Photos and story by Rick Hiduk
(As published in the Rocket-Courier)
The Nov. 28 meeting of the Wyoming County Commissioners opened with a public meeting of the Housing & Redevelopment Authorities (HRA) during which grants administrator Lisa Hahn announced that applications for 2017 Community Block Development Grants (CBDG) will be accepted through Friday, Dec. 15. The applications will be reviewed by the HRA and brought back to the commissioners for approval on Tuesday, Dec. 26.
Just over $222,000 has been allocated for grants, which can be obtained for projects under the following categories: housing infrastructure, economic development, and public services. These include but are not limited to demolition of blighted properties, handicap accessibility, infrastructure projects, planning and activities, and code enforcement, Hahn explained.
Applications must meet one of three national objectives: benefit to low- to moderate-income (LMI) persons, elimination of slums or blight, or urgent need. On the latter, Hahn offered failing infrastructure such as a water or sewer system as an example. To meet the national objectives as determined by HUD, grantees must expend no less than 70 percent of the funds for projects that benefit LMI persons. The remaining 30 percent can cover administrative and audit fees.
Though the window of opportunity always seems slim, municipalities and other interested parties are encouraged to submit applications, as remaining funds will be otherwise deferred to the County-Wide Housing Rehabilitation Fund after Dec. 26.The number of grant applications submitted for this program seldom matches the funds available. Private properties may benefit from the grants, Hahn noted, but an agency or municipality must complete the application on behalf of the owners.
After the advertised public meeting had been completed, Hahn remained to field some questions and concerns about HRA by citizens in attendance.
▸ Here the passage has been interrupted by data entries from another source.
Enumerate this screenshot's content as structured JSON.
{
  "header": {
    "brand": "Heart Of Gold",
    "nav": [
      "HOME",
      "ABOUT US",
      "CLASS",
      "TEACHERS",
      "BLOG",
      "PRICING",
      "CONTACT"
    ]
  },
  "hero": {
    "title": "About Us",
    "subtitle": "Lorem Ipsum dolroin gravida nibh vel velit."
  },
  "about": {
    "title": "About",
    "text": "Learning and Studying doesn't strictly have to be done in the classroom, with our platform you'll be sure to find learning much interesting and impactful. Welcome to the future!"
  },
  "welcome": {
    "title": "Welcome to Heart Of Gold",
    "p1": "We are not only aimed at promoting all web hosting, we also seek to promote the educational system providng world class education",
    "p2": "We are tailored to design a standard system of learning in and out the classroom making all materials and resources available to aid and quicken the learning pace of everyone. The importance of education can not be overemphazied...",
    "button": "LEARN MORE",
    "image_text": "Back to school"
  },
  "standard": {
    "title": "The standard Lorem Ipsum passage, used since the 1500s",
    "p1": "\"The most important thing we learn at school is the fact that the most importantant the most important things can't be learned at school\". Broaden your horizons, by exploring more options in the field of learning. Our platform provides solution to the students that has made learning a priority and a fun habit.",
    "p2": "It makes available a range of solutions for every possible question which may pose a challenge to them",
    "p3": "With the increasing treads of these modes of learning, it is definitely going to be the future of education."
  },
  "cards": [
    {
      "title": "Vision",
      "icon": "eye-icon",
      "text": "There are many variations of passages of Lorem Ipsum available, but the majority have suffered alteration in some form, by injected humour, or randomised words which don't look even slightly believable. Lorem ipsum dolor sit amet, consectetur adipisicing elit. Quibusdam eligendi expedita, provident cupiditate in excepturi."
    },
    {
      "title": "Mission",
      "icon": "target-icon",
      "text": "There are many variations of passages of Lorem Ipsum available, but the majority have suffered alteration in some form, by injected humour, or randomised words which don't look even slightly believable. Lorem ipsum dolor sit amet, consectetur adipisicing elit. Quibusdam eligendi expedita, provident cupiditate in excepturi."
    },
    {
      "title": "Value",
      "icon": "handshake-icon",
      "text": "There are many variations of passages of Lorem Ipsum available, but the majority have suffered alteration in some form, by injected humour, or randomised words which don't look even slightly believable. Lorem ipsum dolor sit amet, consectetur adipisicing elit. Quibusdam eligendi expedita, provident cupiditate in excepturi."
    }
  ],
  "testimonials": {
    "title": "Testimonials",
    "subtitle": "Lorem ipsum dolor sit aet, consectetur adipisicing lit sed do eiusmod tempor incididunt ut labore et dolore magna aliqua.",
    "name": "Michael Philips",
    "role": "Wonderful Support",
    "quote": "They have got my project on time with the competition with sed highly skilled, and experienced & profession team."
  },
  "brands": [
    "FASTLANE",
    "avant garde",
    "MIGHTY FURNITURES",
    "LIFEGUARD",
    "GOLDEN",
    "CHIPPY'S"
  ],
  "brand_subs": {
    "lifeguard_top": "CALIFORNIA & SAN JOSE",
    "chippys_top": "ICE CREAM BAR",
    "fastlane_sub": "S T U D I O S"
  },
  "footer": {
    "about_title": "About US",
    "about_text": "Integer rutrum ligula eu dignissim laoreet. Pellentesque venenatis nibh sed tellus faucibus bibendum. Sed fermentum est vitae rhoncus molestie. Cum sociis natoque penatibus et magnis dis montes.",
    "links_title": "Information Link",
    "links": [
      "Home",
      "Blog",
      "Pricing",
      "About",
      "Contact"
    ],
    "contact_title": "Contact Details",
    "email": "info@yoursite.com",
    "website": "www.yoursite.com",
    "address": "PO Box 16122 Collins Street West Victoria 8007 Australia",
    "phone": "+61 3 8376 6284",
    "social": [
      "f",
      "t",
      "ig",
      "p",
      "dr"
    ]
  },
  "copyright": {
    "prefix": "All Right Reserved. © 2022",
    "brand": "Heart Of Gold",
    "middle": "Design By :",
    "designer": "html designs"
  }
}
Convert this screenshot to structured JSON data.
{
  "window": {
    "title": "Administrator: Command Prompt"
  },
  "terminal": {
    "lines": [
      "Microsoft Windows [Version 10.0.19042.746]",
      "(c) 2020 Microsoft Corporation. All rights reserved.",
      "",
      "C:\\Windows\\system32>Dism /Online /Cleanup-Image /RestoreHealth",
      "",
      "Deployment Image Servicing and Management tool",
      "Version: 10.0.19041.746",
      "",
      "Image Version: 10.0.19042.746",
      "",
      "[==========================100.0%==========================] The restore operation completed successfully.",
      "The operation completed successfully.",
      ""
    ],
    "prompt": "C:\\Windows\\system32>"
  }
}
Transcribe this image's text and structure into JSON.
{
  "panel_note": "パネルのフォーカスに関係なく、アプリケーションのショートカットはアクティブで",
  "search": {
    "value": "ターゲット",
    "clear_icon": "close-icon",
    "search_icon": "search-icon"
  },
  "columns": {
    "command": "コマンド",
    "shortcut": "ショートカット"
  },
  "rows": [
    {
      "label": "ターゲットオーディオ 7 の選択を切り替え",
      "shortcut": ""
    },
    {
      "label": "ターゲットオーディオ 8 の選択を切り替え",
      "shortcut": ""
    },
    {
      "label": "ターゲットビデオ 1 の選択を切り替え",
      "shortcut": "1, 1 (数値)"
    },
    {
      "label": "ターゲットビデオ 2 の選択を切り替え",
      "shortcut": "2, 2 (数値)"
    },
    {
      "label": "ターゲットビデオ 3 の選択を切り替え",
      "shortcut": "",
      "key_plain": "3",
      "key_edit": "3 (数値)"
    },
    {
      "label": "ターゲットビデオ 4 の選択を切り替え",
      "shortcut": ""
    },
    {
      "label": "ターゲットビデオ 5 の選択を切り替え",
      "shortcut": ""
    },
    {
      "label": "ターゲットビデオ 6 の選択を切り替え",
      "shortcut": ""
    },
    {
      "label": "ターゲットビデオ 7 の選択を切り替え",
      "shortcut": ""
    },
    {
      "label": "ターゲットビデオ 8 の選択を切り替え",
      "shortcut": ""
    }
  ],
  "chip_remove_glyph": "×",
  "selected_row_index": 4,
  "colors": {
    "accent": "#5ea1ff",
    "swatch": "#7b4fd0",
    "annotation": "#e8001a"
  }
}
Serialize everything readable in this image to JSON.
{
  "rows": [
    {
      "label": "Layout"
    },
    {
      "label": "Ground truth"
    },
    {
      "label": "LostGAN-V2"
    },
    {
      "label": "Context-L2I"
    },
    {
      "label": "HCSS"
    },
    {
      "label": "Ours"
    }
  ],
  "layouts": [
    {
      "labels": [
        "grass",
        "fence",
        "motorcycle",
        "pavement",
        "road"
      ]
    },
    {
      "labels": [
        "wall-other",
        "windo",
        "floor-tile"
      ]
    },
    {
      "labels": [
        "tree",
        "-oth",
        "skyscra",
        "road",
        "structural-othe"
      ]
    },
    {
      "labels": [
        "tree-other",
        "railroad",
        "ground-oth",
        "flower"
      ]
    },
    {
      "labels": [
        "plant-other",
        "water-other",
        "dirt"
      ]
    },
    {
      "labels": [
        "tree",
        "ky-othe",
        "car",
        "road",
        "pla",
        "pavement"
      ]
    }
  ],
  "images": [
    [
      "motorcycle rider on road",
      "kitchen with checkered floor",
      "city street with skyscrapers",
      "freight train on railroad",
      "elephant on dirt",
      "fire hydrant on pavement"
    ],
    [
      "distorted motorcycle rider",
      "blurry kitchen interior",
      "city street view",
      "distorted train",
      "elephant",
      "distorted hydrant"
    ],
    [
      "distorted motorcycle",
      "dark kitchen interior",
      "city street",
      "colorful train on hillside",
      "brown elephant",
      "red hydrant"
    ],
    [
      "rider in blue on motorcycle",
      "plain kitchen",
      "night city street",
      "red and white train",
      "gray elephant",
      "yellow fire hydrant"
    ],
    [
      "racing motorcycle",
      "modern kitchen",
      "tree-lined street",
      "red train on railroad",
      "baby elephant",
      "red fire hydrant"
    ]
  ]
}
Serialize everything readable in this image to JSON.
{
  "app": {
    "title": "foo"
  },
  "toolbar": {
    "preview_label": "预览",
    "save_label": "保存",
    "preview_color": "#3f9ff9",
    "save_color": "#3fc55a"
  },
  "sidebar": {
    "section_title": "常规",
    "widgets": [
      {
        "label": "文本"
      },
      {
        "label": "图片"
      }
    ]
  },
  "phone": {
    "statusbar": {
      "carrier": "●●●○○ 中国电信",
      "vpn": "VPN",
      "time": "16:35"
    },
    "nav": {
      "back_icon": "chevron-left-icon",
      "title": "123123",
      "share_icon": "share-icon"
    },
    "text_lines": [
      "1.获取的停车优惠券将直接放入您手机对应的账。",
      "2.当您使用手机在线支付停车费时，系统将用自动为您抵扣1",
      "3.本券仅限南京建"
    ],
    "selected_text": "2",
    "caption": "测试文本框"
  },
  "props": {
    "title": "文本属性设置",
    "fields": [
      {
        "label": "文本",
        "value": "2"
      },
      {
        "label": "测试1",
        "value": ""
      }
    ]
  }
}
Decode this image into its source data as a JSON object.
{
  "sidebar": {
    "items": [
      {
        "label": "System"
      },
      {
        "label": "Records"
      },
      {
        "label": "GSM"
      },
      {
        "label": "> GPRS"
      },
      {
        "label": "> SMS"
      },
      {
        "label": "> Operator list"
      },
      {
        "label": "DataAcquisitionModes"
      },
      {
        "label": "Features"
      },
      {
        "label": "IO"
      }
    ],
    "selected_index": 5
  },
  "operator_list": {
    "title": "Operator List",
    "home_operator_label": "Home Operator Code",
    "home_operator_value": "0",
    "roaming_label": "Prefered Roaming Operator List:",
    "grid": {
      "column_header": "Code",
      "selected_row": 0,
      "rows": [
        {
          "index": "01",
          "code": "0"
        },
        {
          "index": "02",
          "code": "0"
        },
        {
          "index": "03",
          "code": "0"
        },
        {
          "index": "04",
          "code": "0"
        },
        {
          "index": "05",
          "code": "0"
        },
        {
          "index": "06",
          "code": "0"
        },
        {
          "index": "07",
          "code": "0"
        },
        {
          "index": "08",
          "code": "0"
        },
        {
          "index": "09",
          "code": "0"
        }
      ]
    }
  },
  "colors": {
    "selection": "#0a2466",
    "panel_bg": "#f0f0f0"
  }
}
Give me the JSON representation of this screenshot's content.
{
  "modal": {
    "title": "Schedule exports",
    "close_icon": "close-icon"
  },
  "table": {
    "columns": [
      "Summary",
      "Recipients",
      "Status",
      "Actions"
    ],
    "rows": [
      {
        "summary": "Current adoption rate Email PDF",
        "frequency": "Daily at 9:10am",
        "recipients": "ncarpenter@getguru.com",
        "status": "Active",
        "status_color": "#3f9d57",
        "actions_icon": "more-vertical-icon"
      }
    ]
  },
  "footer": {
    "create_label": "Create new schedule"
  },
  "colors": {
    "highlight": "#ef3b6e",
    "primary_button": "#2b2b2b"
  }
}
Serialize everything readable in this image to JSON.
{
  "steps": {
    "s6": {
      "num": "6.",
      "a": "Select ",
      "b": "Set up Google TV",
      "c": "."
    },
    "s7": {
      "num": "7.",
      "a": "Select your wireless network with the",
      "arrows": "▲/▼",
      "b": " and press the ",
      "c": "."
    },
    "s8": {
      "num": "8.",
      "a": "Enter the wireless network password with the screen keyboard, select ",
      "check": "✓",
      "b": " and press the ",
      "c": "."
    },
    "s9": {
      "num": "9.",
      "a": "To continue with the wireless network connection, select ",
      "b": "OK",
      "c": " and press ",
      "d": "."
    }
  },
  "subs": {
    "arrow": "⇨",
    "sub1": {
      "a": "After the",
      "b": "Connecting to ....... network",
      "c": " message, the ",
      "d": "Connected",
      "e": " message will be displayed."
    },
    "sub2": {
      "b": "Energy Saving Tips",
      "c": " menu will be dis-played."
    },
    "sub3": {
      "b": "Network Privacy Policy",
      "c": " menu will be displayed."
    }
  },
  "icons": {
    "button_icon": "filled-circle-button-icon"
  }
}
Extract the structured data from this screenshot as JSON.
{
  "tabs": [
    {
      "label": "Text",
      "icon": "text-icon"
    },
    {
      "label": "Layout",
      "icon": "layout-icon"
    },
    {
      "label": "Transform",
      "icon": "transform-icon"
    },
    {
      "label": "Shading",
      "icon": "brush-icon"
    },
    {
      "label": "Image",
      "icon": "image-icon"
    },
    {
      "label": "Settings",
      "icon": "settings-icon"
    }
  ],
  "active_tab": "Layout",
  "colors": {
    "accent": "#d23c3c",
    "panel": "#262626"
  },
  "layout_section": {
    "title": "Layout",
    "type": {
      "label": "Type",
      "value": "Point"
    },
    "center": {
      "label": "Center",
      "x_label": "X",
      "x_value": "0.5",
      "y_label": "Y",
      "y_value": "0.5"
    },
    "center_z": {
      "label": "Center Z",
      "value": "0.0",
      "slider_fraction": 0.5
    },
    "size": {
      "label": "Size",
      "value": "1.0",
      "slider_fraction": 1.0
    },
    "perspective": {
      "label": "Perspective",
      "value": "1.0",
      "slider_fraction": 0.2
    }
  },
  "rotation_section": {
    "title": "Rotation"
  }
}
Most of them came from Forkston resident Louise Kling, who has been questioning the Authorities’ ethics and transparency for months as they pertain to funds earmarked for victims of the 2011 floods. She noted that her repeated requests for a copy of the advertisement for the first public meeting at which $500,000 in disaster relief funds was to be moved to a housing project had not yet been granted.
Kling also related that she was having a tough time getting through to the Housing & Redevelopment Authorities office, noting that there was often no answer at all and that her calls were not being returned when she was able to leave a message. In particular, Kling was trying to make sure last week that there was a public meeting of the HRA scheduled for Nov. 22. The web page for the Authorities indicates that the public meetings are held on the third Wednesday of each month, which would have been Nov. 15. Nonetheless, a meeting was held on Nov. 22 which she had hoped to attend but didn’t want to drive an hour without confirmation.
Hahn apologized to Kling for the difficulties she had experienced reaching the HRA office and gave her a direct line to Hahn’s desk.
In other news, the commissioners approved a pair of property inspections to detect lead-based paint as per the Housing Rehabilitation Program. A new grant agreement with PEMA was signed that assures the county’s cooperation with a large emergency services inter-connectivity project that is expected to be completed by the end of 2018. Commissioner Tom Henry deferred questions about the NorthCom Regional CAD project, which will cover Bradford, Potter and Wyoming counties to 911 director Jeff Porter, who was currently out of the office.
The commissioners accepted a bid by Stanley Security to replace a deteriorating control panel at the Wyoming County Prison. The new panel will replace one that has been used to control security and other functions at the jail for the past 10 years that has been upgraded as many times as it could be. The $52,000 will be factored into next year’s budget, and the panel will take about three months to build.
Chief clerk Bill Gaylord announced in his report that Wyoming County has been acknowledged as a 30-year member of PCORP, a liability insurance pool sponsored by the County Commissioners Association of Pennsylvania (CCAP).
“We’ve been charter members since 1987 with the Pennsylvania County Risk Pool,” Gaylord explained in a separate interview. “I’ve been fortunate to be part of the board for the last 23 years, which I’ve enjoyed thoroughly.” PCORP supplies general liability, auto liability, property coverage, and crime coverage to county governments from its office near Harrisburg.
“It’s a very successful program that benefits 50 of 67 counties in the state,” Gaylord continued. “I think the cost savings of being part of the pool is the biggest advantage. But we also benefit from the services provided by the PCORP staff. That includes free training sessions in almost every aspect of county government.”
A draft of Wyoming County’s 2018 budget will be available for inspection as of Wednesday, Dec. 5 in the commissioners office. Henry noted that all of the departments were still tweaking their numbers, but the document should be available for review on time. The budget will be brought up for approval at the Dec. 26 commissioners meeting.